_Activity_: Go through the data and copy each line where the string "this" appears.
*** Opening Records to use ***
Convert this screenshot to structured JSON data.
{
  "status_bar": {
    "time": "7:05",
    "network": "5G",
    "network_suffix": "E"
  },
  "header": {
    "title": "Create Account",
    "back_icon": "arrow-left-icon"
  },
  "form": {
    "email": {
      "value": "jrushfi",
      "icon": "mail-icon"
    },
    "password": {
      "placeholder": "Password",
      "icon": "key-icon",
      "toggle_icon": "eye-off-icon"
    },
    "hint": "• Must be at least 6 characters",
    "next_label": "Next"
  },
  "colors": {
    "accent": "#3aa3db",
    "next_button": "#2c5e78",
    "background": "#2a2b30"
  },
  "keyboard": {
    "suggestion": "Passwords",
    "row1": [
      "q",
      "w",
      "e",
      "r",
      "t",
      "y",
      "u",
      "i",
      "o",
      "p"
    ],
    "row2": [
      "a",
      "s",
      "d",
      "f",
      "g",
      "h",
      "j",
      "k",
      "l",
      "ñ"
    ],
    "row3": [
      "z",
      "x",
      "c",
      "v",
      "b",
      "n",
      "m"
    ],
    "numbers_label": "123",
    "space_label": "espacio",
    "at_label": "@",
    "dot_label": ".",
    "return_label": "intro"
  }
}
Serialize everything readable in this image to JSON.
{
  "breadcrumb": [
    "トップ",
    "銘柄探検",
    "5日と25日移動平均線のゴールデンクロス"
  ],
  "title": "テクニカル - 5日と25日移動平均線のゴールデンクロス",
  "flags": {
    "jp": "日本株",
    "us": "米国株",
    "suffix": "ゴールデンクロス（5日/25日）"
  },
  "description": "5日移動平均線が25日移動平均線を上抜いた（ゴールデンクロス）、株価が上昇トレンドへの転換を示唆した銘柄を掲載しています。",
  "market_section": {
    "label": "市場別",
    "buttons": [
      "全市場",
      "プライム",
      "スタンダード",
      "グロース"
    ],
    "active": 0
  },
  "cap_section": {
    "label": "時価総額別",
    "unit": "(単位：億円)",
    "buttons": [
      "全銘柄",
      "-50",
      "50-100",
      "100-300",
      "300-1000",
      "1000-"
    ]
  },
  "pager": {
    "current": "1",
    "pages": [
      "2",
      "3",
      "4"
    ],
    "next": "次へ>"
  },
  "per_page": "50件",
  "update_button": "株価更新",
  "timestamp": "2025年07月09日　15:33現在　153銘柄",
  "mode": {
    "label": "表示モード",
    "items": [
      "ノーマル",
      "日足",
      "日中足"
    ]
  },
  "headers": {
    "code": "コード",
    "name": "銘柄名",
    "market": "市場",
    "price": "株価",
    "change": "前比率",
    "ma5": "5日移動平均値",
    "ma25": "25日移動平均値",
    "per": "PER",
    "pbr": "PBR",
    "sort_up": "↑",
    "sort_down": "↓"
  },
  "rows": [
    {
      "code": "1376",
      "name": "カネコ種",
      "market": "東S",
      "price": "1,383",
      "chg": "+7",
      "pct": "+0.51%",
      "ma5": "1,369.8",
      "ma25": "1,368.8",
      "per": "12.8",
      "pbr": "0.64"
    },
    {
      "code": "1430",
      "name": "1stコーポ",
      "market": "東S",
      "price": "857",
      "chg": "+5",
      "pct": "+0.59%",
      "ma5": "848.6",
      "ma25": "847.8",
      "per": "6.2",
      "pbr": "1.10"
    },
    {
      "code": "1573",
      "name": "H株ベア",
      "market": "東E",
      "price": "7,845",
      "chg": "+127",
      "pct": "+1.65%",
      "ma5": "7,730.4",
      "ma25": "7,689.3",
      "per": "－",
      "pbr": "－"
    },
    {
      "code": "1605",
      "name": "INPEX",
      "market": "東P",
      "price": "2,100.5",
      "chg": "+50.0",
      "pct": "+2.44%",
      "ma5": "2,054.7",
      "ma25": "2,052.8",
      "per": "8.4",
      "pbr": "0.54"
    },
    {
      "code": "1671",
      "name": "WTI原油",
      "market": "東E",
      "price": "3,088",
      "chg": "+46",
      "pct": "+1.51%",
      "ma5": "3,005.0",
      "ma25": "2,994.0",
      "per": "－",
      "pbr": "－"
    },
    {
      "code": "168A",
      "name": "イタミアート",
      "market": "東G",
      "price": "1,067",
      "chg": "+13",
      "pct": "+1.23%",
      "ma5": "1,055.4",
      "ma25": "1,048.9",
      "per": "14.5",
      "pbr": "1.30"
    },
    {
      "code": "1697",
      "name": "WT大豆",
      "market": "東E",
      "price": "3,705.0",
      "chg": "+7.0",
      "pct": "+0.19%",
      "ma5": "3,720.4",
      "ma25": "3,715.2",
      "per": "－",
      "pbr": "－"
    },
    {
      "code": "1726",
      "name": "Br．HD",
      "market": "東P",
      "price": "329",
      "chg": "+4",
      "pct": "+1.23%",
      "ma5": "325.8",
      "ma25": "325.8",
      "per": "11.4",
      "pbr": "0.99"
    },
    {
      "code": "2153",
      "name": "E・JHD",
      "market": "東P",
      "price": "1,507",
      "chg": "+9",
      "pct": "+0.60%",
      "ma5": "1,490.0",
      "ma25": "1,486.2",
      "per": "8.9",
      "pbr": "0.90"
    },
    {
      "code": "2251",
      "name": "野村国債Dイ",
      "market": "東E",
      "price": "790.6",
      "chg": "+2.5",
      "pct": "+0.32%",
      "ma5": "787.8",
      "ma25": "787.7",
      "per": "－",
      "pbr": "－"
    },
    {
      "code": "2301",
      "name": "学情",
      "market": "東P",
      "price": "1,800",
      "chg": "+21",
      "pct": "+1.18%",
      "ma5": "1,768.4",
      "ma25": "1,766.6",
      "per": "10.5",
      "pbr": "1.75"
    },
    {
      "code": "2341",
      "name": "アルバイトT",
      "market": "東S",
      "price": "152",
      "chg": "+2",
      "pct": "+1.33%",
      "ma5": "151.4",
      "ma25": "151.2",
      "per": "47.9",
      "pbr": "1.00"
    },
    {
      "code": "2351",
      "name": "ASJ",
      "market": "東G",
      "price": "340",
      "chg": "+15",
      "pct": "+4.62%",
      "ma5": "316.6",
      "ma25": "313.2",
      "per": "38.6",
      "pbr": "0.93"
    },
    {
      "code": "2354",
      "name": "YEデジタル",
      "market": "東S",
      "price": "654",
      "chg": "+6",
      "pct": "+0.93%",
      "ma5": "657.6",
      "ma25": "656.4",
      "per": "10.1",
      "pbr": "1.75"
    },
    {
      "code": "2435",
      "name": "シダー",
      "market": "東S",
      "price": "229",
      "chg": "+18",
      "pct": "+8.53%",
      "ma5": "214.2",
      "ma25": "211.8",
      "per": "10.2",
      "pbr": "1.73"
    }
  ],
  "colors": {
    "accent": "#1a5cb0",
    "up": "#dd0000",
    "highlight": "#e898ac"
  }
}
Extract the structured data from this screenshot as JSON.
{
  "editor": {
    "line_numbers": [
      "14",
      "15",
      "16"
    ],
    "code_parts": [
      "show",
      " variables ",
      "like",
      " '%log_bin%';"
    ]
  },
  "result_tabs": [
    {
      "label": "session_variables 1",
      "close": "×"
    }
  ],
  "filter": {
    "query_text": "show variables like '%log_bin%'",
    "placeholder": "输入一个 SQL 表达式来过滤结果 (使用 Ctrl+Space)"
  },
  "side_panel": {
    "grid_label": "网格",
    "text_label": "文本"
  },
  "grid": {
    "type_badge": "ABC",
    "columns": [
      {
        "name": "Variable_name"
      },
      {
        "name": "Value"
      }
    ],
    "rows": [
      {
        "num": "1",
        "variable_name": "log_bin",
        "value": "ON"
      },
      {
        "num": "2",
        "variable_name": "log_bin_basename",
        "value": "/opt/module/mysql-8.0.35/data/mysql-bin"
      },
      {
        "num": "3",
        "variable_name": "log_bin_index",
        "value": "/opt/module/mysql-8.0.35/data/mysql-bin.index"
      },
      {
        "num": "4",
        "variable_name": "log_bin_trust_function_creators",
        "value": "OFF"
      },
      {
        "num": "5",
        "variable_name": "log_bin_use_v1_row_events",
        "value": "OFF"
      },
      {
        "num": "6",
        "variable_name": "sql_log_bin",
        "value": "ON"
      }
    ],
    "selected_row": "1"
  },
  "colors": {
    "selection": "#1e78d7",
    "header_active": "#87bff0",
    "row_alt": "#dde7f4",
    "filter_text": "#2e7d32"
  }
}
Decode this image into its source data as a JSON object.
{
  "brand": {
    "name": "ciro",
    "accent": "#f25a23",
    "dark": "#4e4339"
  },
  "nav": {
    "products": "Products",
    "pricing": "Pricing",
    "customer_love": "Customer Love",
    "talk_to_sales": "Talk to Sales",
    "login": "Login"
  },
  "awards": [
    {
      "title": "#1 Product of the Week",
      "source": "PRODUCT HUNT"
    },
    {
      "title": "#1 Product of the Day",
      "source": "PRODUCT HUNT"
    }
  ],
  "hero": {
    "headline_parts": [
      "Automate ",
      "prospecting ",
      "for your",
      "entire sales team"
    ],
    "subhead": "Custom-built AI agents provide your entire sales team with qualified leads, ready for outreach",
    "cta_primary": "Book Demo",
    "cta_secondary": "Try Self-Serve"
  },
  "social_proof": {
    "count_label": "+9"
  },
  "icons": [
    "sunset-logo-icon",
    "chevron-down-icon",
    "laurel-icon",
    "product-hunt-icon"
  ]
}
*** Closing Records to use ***
_Written solution_:
Convert this screenshot to structured JSON data.
Serialize everything readable in this image to JSON.
Extract the structured data from this screenshot as JSON.
Decode this image into its source data as a JSON object.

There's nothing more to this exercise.